What’s been the single biggest logistical nightmare you’ve ever had on a trip?

In 2004 on our second Enduro India there had been a change of the chief of police, so I went to see the new guy. His name was Vijay Singh, and he was an evil fucking man! I asked if he would come and flag off the rally, but he turned to me and said, “your rally is not leaving the bloody carpark.” At this stage I had 160 people in the air all arriving within 12 hours, who’d raised £250,000 for charity and we’d already spent their money on organising the tour. As my customers were above Iran on a plane, I was on an overnight train to meet the one politician who could over-rule this corrupt copper. “I know this policeman’s boss,” says the politician, and he writes me a letter, seals it with wax at the table, and I get back on the train. Just as our clients are landing in India I’m sitting with the policeman’s boss. He reads the letter, freaks out and sacks him on the spot. “Get out before I beat you!” he shouted after him. That was the longest train journey of my entire life…

Is that how India is run, then?

It is, but it’s no different in this country. We assume here that everything is good and fair in the UK, but all those judges and politicians are in it for one thing: power. And in a poor country, those people don’t give a damn what you’re raising for charity, they just want to know what’s in it for them. It’s vital that you stand your ground and don’t give in to any bribes, because the moment you give a bribe to a politician, you’re screwed. In the end they’ll ask for so much money it’ll kill your business.

Some cynics would suggest that your charity angle is merely a tool to make people sign up...

Of course it is, we want them to sign up so we raise more money for charity! That’s why we do this.
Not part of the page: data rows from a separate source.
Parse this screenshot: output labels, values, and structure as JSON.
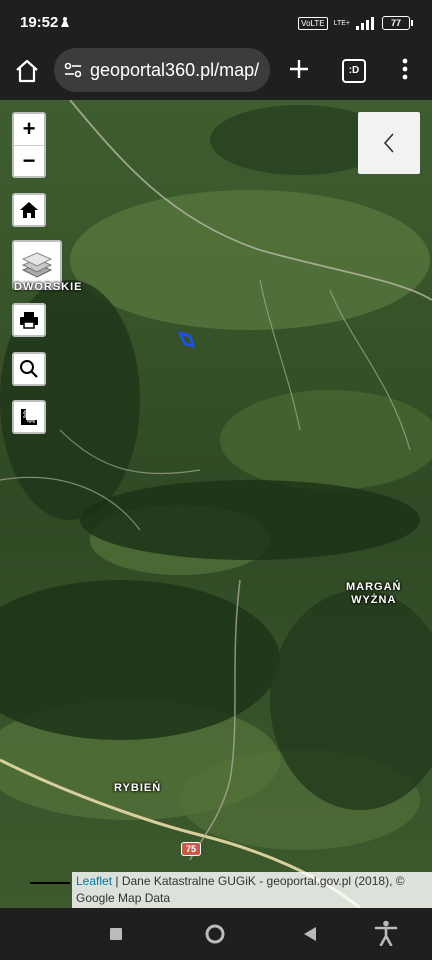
{
  "status": {
    "time": "19:52",
    "volte": "VoLTE",
    "network": "LTE+",
    "battery": "77"
  },
  "browser": {
    "url": "geoportal360.pl/map/",
    "tabs_label": ":D"
  },
  "map": {
    "controls": {
      "zoom_in": "+",
      "zoom_out": "−"
    },
    "labels": {
      "dworskie": "DWORSKIE",
      "margan_1": "MARGAŃ",
      "margan_2": "WYŻNA",
      "rybien": "RYBIEŃ",
      "road": "75"
    },
    "attribution": {
      "leaflet": "Leaflet",
      "text": " | Dane Katastralne GUGiK - geoportal.gov.pl (2018), © Google Map Data"
    }
  },
  "colors": {
    "bar_bg": "#1f1f1f",
    "url_bg": "#3c3c3c",
    "road_badge": "#c95b4a",
    "parcel": "#1e4fff"
  }
}
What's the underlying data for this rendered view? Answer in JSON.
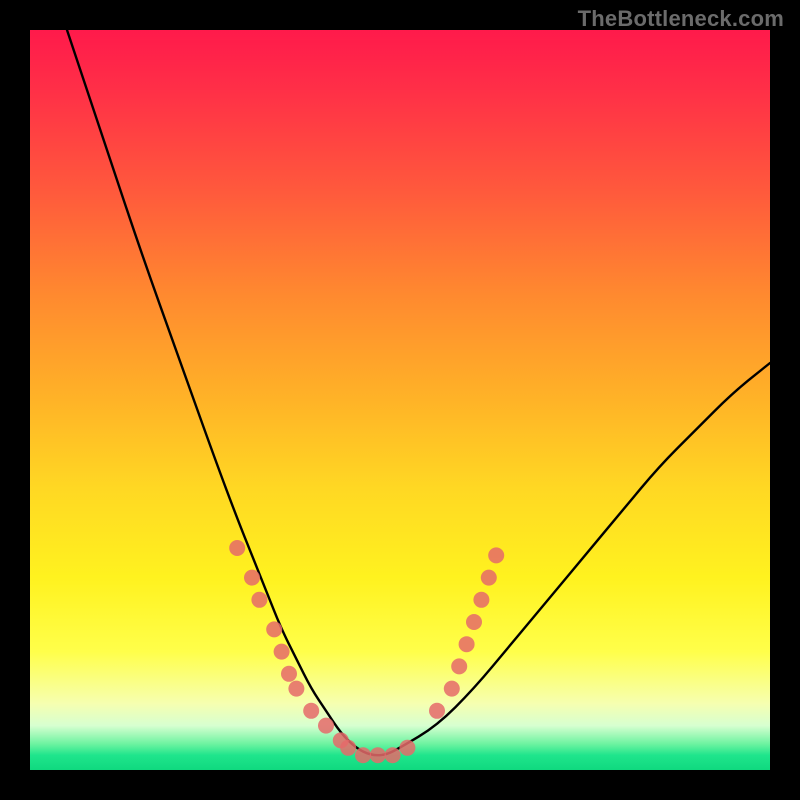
{
  "attribution": "TheBottleneck.com",
  "chart_data": {
    "type": "line",
    "title": "",
    "xlabel": "",
    "ylabel": "",
    "xlim": [
      0,
      100
    ],
    "ylim": [
      0,
      100
    ],
    "grid": false,
    "legend": false,
    "series": [
      {
        "name": "bottleneck-curve",
        "x": [
          5,
          10,
          15,
          20,
          25,
          28,
          30,
          32,
          34,
          36,
          38,
          40,
          42,
          44,
          46,
          48,
          50,
          55,
          60,
          65,
          70,
          75,
          80,
          85,
          90,
          95,
          100
        ],
        "y": [
          100,
          85,
          70,
          56,
          42,
          34,
          29,
          24,
          19,
          15,
          11,
          8,
          5,
          3,
          2,
          2,
          3,
          6,
          11,
          17,
          23,
          29,
          35,
          41,
          46,
          51,
          55
        ]
      }
    ],
    "annotations": {
      "marker_clusters": [
        {
          "name": "left-descent-dots",
          "side": "left",
          "points": [
            {
              "x": 28,
              "y": 30
            },
            {
              "x": 30,
              "y": 26
            },
            {
              "x": 31,
              "y": 23
            },
            {
              "x": 33,
              "y": 19
            },
            {
              "x": 34,
              "y": 16
            },
            {
              "x": 35,
              "y": 13
            },
            {
              "x": 36,
              "y": 11
            },
            {
              "x": 38,
              "y": 8
            },
            {
              "x": 40,
              "y": 6
            },
            {
              "x": 42,
              "y": 4
            }
          ]
        },
        {
          "name": "valley-dots",
          "side": "bottom",
          "points": [
            {
              "x": 43,
              "y": 3
            },
            {
              "x": 45,
              "y": 2
            },
            {
              "x": 47,
              "y": 2
            },
            {
              "x": 49,
              "y": 2
            },
            {
              "x": 51,
              "y": 3
            }
          ]
        },
        {
          "name": "right-ascent-dots",
          "side": "right",
          "points": [
            {
              "x": 55,
              "y": 8
            },
            {
              "x": 57,
              "y": 11
            },
            {
              "x": 58,
              "y": 14
            },
            {
              "x": 59,
              "y": 17
            },
            {
              "x": 60,
              "y": 20
            },
            {
              "x": 61,
              "y": 23
            },
            {
              "x": 62,
              "y": 26
            },
            {
              "x": 63,
              "y": 29
            }
          ]
        }
      ],
      "marker_color": "#e56a6a",
      "marker_radius_px": 8
    }
  }
}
I don’t give a shit what cynics say, how many companies do you know big or small that are raising £1 million per year for charity? This is a way of life for us. We earn decent salaries in the office and why not, we work bloody hard and we’ve got to pay our bills, but central to what we do is raising money and we give away over 50% of our profit every year.
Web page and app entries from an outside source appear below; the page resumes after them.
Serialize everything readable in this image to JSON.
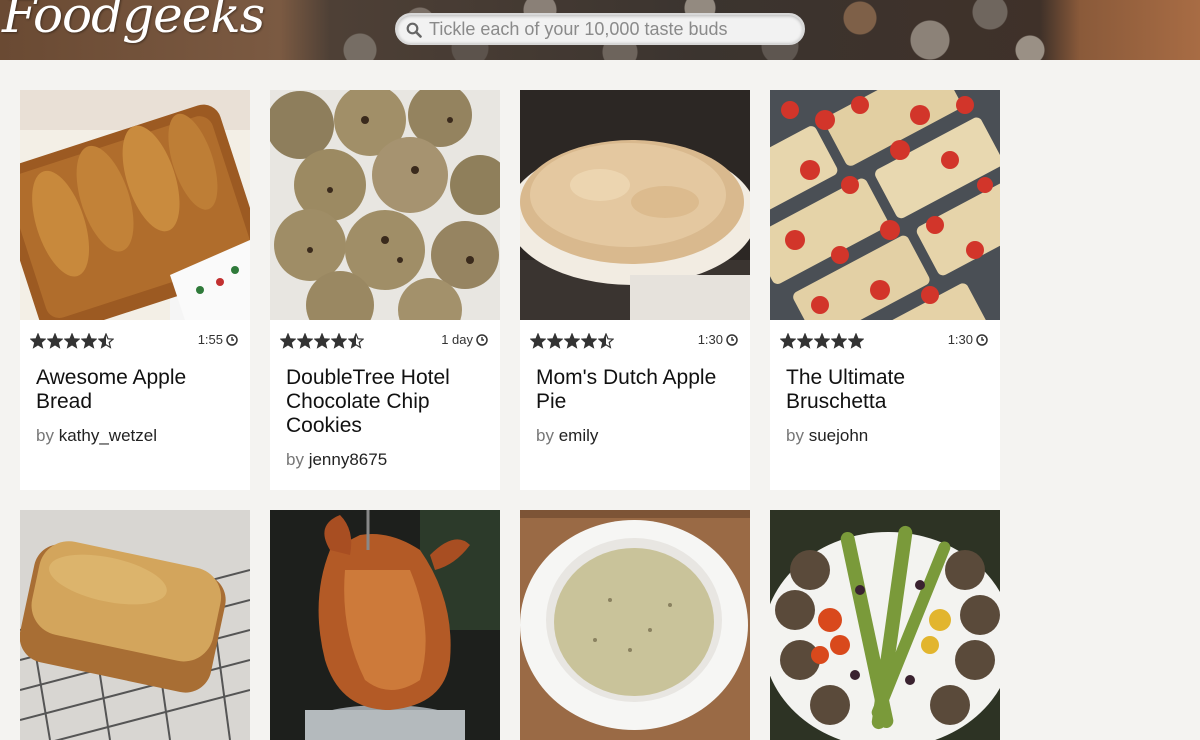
{
  "brand": {
    "name": "Foodgeeks"
  },
  "search": {
    "placeholder": "Tickle each of your 10,000 taste buds"
  },
  "cards": [
    {
      "title": "Awesome Apple Bread",
      "by": "by",
      "author": "kathy_wetzel",
      "time": "1:55",
      "rating": 4.5,
      "thumb_color": "#a8662c"
    },
    {
      "title": "DoubleTree Hotel Chocolate Chip Cookies",
      "by": "by",
      "author": "jenny8675",
      "time": "1 day",
      "rating": 4.5,
      "thumb_color": "#9a8a6a"
    },
    {
      "title": "Mom's Dutch Apple Pie",
      "by": "by",
      "author": "emily",
      "time": "1:30",
      "rating": 4.5,
      "thumb_color": "#d4b58c"
    },
    {
      "title": "The Ultimate Bruschetta",
      "by": "by",
      "author": "suejohn",
      "time": "1:30",
      "rating": 5,
      "thumb_color": "#c9392e"
    },
    {
      "thumb_color": "#c9954a"
    },
    {
      "thumb_color": "#b0582a"
    },
    {
      "thumb_color": "#c9c39a"
    },
    {
      "thumb_color": "#6e7a3a"
    }
  ],
  "colors": {
    "background": "#f4f3f1",
    "star": "#333333"
  }
}
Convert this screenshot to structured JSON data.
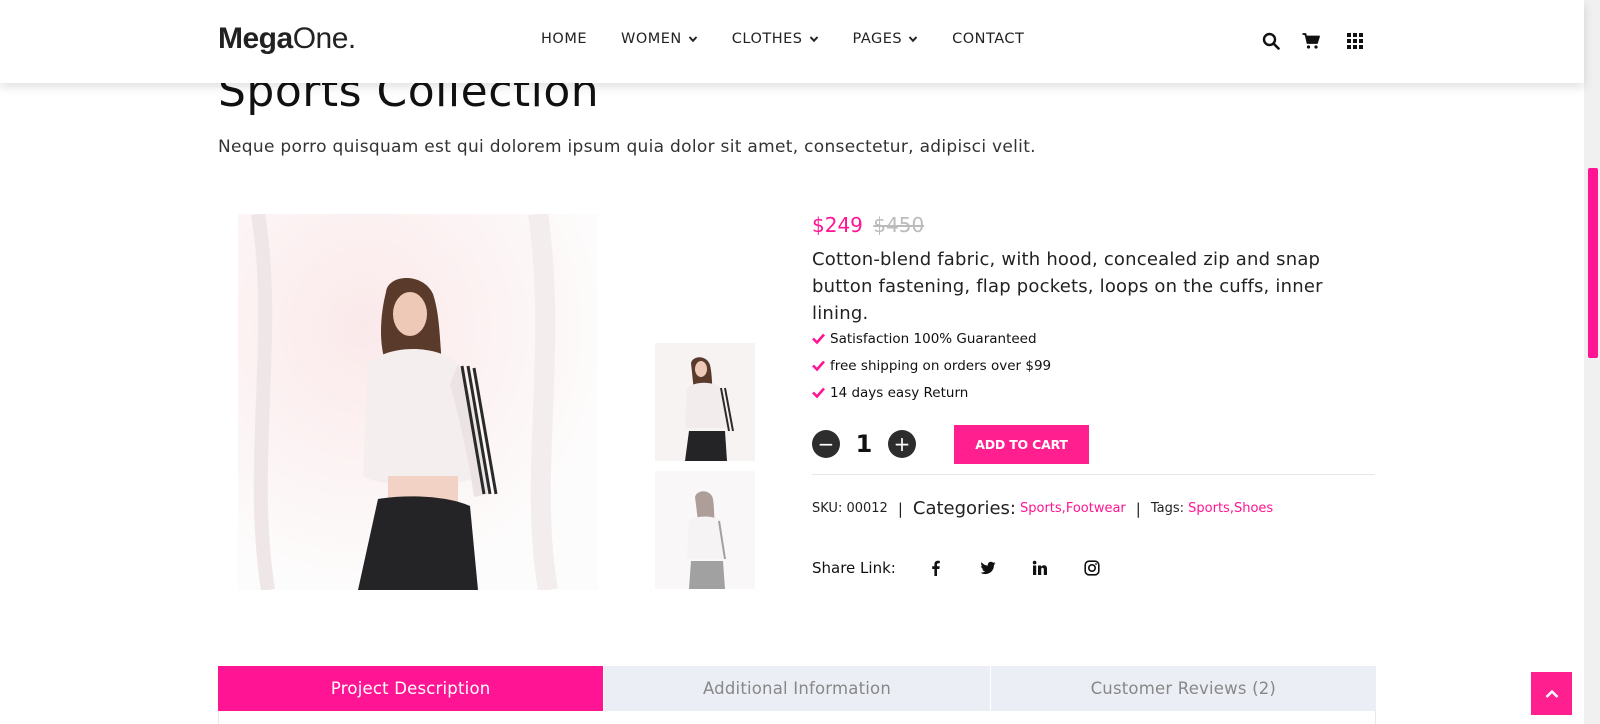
{
  "header": {
    "logo_bold": "Mega",
    "logo_light": "One.",
    "nav": [
      {
        "label": "HOME",
        "dropdown": false
      },
      {
        "label": "WOMEN",
        "dropdown": true
      },
      {
        "label": "CLOTHES",
        "dropdown": true
      },
      {
        "label": "PAGES",
        "dropdown": true
      },
      {
        "label": "CONTACT",
        "dropdown": false
      }
    ],
    "icons": [
      "search-icon",
      "cart-icon",
      "grid-menu-icon"
    ]
  },
  "page": {
    "title": "Sports Collection",
    "subtitle": "Neque porro quisquam est qui dolorem ipsum quia dolor sit amet, consectetur, adipisci velit."
  },
  "product": {
    "price": "$249",
    "old_price": "$450",
    "description": "Cotton-blend fabric, with hood, concealed zip and snap button fastening, flap pockets, loops on the cuffs, inner lining.",
    "features": [
      "Satisfaction 100% Guaranteed",
      "free shipping on orders over $99",
      "14 days easy Return"
    ],
    "quantity": "1",
    "minus_label": "−",
    "plus_label": "+",
    "add_to_cart": "ADD TO CART",
    "sku_label": "SKU:",
    "sku": "00012",
    "categories_label": "Categories:",
    "categories": [
      "Sports",
      "Footwear"
    ],
    "tags_label": "Tags:",
    "tags": [
      "Sports",
      "Shoes"
    ],
    "share_label": "Share Link:",
    "share_icons": [
      "facebook-icon",
      "twitter-icon",
      "linkedin-icon",
      "instagram-icon"
    ]
  },
  "tabs": [
    {
      "label": "Project Description",
      "active": true
    },
    {
      "label": "Additional Information",
      "active": false
    },
    {
      "label": "Customer Reviews (2)",
      "active": false
    }
  ],
  "colors": {
    "accent": "#ff1493",
    "dark": "#2d2d2d",
    "tab_inactive": "#ebeef5"
  }
}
What have you learned about people from running this business?

I’ve learned how bitter and twisted some people can be, but I’ve also learned how wonderful people are as well. The two best qualities in the human spirit are compassion and adventure, and if you can bring those two together and add a motorcycle you’ve got a magic formula.

Did you notice any increase in business after the Ewan and Charley programmes?

They’ve certainly not done any harm. I’ve heard so many jibes against those two, “they only did it because they had a support crew,” stuff like that, and it stinks of jealousy. They went round the world and they got bikers inspired. Riding motorcycles shouldn’t be about a fashion label, and that’s what it’s been drummed down to. What bike do you ride, what leathers you got? Riding a bike is just a Louis Vuitton bag for some people. Biking used to be about expression, individualism and togetherness, Charley and Ewan have done that in abundance and they should be saluted for that.

How do locals generally react when 100 white fellas on motorbikes turn up on their doorstep?

It doesn’t matter whether you’re riding into a ghetto in Brazil where a man with a machine gun waves you in, or into the poorest, Aids-riddled village in Africa. Generally people are happy to see you, and the poorest people are the richest. Those with nothing want to give. But one guy got hit in the throat with a rock and we had a spear thrown at one of our riders in Africa. He said, “Si, look at this stick, it’s got an arrow-head on it!” and I laughed, “you’re in Africa, man! What do you expect?” Individuals do exist that could do you harm, but they’re certainly not the ones that overwhelm you.

Finally, what’s the single weirdest thing you’ve seen in all of your travels?

I saw an adult male Indian man lying underneath a cow sucking warm milk out of her udders once. I rode past with my mouth open, expecting to get splashed!